Back home, automobile sales numbers show that the passenger car, two-wheeler and tractor industry all posted positive growth in 2017 while commercial vehicle volumes remained broadly flat. The Supreme Court’s decision to ban the sale of BS-III vehicles from April led to strong retail sales amid high discounts in the last few days of March. Thus, earnings for Q4 FY17 may show better topline but margins could drop. Secondly, a lot of latent demand would have been satiated due to which demand in April and May could be comparatively subdued.
Reliance Industries was the top gainer in the index pack, rising 11.5 percent during the week. However, it corrected after its telecom arm Jio had to withdraw its Summer Surprise offer (three months free service) after regulator TRAI said it did not fit into the "regulatory framework".
The Rajya Sabha on Thursday passed four key draft laws - Central GST Bill, Integrated GST Bill, Union territory GST Bill and the GST (Compensation to States) Bill – paving the way for the implementation of India’s biggest tax reform. The fact that they were passed without any changes reflects the political consensus on the reform. The GST Council will meet on May 17-18 to finalise rules and rates.

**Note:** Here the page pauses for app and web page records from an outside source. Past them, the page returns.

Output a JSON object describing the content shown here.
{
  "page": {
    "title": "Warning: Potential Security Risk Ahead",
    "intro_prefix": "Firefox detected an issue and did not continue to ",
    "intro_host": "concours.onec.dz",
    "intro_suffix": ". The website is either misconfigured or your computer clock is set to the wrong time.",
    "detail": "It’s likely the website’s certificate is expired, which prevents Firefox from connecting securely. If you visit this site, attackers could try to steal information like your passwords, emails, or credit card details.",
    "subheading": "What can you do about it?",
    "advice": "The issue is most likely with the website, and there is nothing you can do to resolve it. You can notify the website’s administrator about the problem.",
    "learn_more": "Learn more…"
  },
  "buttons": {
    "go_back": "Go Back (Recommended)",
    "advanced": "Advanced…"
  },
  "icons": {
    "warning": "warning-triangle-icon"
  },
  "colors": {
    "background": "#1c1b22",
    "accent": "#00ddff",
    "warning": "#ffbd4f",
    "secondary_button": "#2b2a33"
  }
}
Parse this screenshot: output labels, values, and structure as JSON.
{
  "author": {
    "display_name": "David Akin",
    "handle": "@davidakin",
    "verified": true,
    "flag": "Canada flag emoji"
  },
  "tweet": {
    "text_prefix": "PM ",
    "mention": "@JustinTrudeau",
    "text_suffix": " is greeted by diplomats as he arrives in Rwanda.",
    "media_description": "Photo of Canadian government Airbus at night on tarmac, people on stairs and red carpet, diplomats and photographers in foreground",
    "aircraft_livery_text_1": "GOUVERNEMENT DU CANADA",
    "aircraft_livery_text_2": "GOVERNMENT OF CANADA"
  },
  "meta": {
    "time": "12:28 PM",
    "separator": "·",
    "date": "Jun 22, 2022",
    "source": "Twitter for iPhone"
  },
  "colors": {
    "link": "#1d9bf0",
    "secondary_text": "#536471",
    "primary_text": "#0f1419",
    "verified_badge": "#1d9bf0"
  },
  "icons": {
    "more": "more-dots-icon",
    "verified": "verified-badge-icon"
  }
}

The coming week marks the beginning of Q4 results season with Infosys reporting its numbers on Thursday. Growth in domestic consumption companies is likely to be in single digits even if the impact of demonetisation is fading. On the sectoral front, earnings of consumer staples, discretionary, auto and export oriented companies are likely to remain subdued. More importantly, investors would be worried about the unabated appreciation of the rupee, which is bound to affect exporters, especially IT and pharma companies. Additionally, management commentaries of IT firms on client budget, implications of changes in U.S. visa regime and expectation of demand in the healthcare sector post Obamacare will be keenly watched. Banks are expected to report better profit growth on account of low base but NPA levels would be watched closely.
On the macro front, IIP data for February will be released on Wednesday. Industrial production improved 2.7 percent in January after recording a 0.1 percent decline in December 2016. CPI inflation data for March is also due on Wednesday. It increased to 3.65 percent in February. WPI for March will be out on Friday.
Markets continue to defy gravity, aided by upbeat sentiments and liquidity not supported by fundamentals. Levels are justified due to scarcity premium, liquidity, technical reasons as well as relative valuation. Normally, there is a gap between fundamentals and market valuation where either of them catches up with the other over a period of time. But when markets continuously ignore fundamentals and march ahead for a longer period of time, a bubble is formed. We are currently in that zone, thus I would continue to remain cautious.